Key excerpts from the USAO press release:
As alleged in the Indictment and other documents filed in the case, DOYLE, assisted by others – including Beda Singenberger, a Swiss citizen who ran a financial advisory firm – established and maintained undeclared bank accounts in Switzerland and hid those accounts from the IRS.  DOYLE used a sham entity to conceal from the IRS her ownership of some of the undeclared accounts and deliberately failed to report to the IRS the accounts and the income generated in the accounts. 
In 2003, DOYLE’s father died, and DOYLE was appointed the executor of her father’s estate.  At that time, DOYLE and her father jointly held an account at Credit Suisse with a value of approximately $3,700,000.  DOYLE then made court filings falsely stating under penalty of perjury that the total value of her father’s estate was under $1 million when, in truth and fact, it was more than four times that amount.  Doyle initially held the secret inheritance from her father in an account at Credit Suisse under her own name.
Thereafter, in 2006, DOYLE, with Singenberger’s assistance, opened an undeclared Swiss bank account for the purpose of depositing the secret inheritance from her father.  The account was opened in the name of a sham foundation formed under the laws of Lichtenstein to conceal DOYLE’s ownership.  As of May 15, 2007, the account held assets valued at approximately $5,056,548. 

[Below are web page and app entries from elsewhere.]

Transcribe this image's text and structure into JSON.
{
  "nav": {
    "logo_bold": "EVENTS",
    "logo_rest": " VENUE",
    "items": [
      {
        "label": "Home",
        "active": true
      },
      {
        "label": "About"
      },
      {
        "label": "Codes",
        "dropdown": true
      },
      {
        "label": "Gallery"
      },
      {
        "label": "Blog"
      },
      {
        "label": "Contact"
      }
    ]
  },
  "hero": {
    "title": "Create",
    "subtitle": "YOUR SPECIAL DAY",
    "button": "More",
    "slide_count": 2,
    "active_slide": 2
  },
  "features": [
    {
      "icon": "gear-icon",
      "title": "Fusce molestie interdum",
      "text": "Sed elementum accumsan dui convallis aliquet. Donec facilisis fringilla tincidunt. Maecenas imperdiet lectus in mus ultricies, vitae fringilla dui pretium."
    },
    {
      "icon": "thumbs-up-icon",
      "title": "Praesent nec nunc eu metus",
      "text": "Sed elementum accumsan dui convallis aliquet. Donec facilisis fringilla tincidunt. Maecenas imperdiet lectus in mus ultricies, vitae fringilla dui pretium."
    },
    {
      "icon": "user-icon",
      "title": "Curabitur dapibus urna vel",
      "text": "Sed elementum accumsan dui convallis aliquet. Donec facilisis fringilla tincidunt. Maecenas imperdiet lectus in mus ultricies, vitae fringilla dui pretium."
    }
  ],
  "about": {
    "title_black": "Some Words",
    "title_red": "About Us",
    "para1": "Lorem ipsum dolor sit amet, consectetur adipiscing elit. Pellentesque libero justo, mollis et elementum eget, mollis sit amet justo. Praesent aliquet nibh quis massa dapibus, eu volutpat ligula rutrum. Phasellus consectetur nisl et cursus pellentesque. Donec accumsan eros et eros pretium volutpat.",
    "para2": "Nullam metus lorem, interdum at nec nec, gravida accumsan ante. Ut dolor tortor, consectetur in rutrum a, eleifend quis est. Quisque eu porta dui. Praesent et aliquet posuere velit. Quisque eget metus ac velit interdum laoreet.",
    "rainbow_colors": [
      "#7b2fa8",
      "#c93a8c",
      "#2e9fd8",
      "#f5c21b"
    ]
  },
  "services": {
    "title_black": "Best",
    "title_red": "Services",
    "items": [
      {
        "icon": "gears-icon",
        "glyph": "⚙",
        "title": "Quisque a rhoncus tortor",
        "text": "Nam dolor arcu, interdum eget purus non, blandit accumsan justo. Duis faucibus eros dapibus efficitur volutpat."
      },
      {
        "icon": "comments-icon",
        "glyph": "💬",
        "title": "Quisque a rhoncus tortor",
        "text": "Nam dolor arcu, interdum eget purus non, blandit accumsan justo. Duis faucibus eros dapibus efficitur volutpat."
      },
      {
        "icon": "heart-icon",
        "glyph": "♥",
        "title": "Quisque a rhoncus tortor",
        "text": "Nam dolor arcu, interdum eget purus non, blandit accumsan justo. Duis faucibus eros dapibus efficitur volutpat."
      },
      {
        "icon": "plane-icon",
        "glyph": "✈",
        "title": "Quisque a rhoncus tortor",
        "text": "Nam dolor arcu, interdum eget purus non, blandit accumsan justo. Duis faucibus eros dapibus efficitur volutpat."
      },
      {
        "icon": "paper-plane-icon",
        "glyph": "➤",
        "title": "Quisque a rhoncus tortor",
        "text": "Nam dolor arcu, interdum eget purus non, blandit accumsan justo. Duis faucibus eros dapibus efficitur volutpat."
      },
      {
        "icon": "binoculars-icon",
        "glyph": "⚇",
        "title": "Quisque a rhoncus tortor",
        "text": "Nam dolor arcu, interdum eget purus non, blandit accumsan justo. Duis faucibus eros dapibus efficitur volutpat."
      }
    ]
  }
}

In 2010, the sham foundation controlled by DOYLE was re-domiciled from Lichtenstein to Panama.  As of December 31, 2016, the sham foundation maintained assets of at least approximately $3,028,562.
JAT Comments: